  1. An experiment to find of the isotonic point of root vegetables cells in contents ...

    This means at these two concentration of sucrose solution the solute potential was greater in the sucrose solution than it was in the Beetroot cylinder hence, this means that a higher water potential was present in the beetroot than was present in the sucrose solution by osmosis water is lost form the beetroot causing it to become flaccid.

  2. A2 coursework- The effects of bile salts on digestion of fat

    Fig.1.3 Diagram of the livers position in the body4 The liver is made of two main lobes which are then subdivided into thousands of lobules. In the centre of each lobule there is a branch of the hepatic vein.
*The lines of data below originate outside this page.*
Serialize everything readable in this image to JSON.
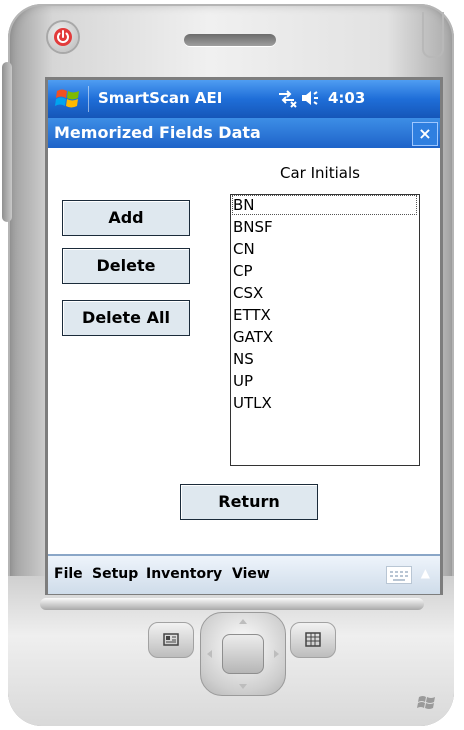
{
  "status_bar": {
    "app_title": "SmartScan AEI",
    "time": "4:03"
  },
  "window": {
    "title": "Memorized Fields Data",
    "close_label": "×"
  },
  "field": {
    "label": "Car Initials"
  },
  "buttons": {
    "add": "Add",
    "delete": "Delete",
    "delete_all": "Delete All",
    "return": "Return"
  },
  "list": {
    "items": [
      "BN",
      "BNSF",
      "CN",
      "CP",
      "CSX",
      "ETTX",
      "GATX",
      "NS",
      "UP",
      "UTLX"
    ],
    "selected_index": 0
  },
  "menu": {
    "file": "File",
    "setup": "Setup",
    "inventory": "Inventory",
    "view": "View"
  },
  "icons": {
    "start": "windows-flag-icon",
    "connectivity": "connectivity-icon",
    "volume": "speaker-icon",
    "keyboard": "keyboard-icon",
    "power": "power-icon"
  },
  "colors": {
    "title_bar": "#1f6ed8",
    "menu_bar": "#dbe6f2",
    "button_face": "#dfe8ef"
  }
}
Blood flows from the hepatic artery and hepatic portal vein through the lobule into the hepatic vein.

  1. A Level Biology revision notes

    + monomer (-H) ? polymer + H2O(l) * Condensation: monomers join to form polymers o Amino acids join to form a dipeptide (protein) * Two amino acids release -H and -OH groups (H2O) * Peptide bond forms between the alpha-carbon and nitrogen o Monosaccharides join to form disaccharides * Glycosidic

  2. Cost effectiveness of mainstream bench cleaners against generic supermarket cleaners on the number of ...

    Salmonella is generally associated with food poisoning and typhoid fever, it is transmitted from under-cooked poultry, eggs and food that has been cooked or frozen and not eaten straight away. The spread can be controlled by proper sanitation of food preparation surfaces.

  1. Synthesising organic and biochemical compounds - Preparation of Ethanol and Ethanoic Acid.

    Where the atoms making up the various isomers are joined up in a different order, this is known as structural isomerism. Structural isomerism is not a form of stereoisomerism. Structural isomerism is the relation of two or more compounds, radicals, or ions that are composed of the same kinds and

  2. The structure and function of Carbohydrates

    Animals store glucose as glycogen. There are many isomers of glucose, with the same chemical formula (C6H12O6), but different structural formula. These isomers include fructose and galactose. Galactose and fructose both play significant roles in mammalian biology. Apart for the six carbon molecules, monosaccharides also include five-carbon, sugars (where n = 5, C5H10O5)

  • Over 160,000 pieces
    of student written work
  • Annotated by
    experienced teachers
  • Ideas and feedback to
    improve your own work